Fairfax Elementary School, 79; Five Points Elementary School, 79; Huguley Elementary School, 87; Lafayette Eastside Elementary School, 68; Lafayette High School, 68; Lafayette Lanier Elementary School, 75; J.P. Powell Middle School, 69; Bob Harding-Shawmut Elementary, 75 and Valley High School, 80.


W. O. Lance Elementary, 65; Lanett Senior High School, 69 and Lanett Junior High School, 72.

Lanett School Superintendent Phillip Johnson was not available for comment as of this report.

In the released report, State Superintendent of Education Dr. Eric Mackey said that the data provides a window into Alabama’s standings for stakeholders to view.

“Overall, we are pleased with the academic growth that we see across the state,” he said in the report. “It is a testament to the dedication of our teachers, principals, and all those who support their work that student performance continues to rise. As state superintendent, I am grateful for these hardworking individuals in our local schools who improve the trajectory of children’s lives every day.
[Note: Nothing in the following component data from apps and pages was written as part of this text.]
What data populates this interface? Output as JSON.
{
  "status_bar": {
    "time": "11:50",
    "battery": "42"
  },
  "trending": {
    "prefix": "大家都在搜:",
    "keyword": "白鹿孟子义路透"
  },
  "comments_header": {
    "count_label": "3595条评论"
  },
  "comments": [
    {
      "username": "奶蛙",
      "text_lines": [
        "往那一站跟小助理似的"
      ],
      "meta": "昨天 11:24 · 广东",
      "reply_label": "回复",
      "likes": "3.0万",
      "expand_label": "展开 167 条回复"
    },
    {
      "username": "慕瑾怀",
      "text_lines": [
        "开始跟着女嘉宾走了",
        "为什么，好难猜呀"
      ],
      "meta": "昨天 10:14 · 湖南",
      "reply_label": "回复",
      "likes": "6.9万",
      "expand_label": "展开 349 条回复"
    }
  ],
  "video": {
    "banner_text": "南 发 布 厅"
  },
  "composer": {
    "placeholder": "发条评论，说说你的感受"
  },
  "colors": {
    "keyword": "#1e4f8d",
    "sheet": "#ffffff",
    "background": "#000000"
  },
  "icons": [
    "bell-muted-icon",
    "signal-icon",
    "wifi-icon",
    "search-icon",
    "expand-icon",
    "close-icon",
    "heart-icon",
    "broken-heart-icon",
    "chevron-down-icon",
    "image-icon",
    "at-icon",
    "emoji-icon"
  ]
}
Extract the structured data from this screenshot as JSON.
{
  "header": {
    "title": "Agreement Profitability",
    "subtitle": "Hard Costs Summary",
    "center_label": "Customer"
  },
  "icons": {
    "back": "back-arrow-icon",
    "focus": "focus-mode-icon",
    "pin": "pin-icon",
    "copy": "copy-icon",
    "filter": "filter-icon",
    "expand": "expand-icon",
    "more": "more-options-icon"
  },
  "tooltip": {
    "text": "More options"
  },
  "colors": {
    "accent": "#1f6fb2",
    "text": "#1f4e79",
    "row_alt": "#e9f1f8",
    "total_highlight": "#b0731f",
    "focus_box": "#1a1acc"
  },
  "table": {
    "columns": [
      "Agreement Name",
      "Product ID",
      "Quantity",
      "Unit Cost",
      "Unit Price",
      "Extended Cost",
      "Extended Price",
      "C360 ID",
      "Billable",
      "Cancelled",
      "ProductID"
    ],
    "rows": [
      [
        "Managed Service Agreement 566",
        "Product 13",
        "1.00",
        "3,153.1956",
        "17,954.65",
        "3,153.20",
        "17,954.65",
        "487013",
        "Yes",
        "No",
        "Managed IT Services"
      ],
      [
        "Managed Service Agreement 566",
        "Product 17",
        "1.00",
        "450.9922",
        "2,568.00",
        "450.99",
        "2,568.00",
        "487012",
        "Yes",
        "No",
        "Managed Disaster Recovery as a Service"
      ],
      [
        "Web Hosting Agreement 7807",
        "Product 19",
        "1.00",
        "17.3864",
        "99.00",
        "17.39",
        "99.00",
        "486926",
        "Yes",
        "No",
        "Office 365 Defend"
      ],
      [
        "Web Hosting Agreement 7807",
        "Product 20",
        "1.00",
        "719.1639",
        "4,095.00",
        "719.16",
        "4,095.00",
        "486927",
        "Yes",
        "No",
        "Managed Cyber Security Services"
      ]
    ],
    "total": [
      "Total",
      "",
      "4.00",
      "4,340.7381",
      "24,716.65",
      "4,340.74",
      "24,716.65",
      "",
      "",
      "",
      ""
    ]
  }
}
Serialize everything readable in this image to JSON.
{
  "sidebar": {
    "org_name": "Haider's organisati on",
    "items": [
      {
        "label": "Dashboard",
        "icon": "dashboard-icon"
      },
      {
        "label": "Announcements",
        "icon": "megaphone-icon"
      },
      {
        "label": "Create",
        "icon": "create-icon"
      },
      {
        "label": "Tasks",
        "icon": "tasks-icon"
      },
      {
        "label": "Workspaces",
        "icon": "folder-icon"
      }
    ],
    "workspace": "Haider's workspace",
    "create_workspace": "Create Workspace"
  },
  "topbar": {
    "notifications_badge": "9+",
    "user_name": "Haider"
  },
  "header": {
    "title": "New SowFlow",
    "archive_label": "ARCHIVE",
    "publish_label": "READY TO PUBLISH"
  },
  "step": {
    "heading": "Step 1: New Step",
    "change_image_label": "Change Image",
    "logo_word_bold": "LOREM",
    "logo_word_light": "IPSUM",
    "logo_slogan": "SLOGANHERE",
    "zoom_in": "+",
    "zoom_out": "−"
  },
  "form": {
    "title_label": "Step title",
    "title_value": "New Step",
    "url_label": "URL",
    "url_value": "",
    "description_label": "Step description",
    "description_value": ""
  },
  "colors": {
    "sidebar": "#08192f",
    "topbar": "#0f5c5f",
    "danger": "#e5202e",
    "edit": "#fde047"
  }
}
We believe that our best days and highest levels of achievement lie ahead of us, not behind, and we look forward to working with our state policymakers and lawmakers in 2019 to make sure that we are providing ever better resources and supports for our schools.”

Mackey also touched on what the overall 2018 State Accountability report means for the schools being assessed.

“[It] tells us something valuable about a school or school system, but it does not tell us everything about that school or system,” Mackey said. “Based primarily on a particular assessment, it is a snapshot in time. When stacked together year after year, similar to snapshots of your family, these pictures of school academic performance can certainly be used to monitor academic progress and growth. But when we describe our children, we use more than snapshots; we talk about their personalities, struggles, challenges, aspirations, successes.”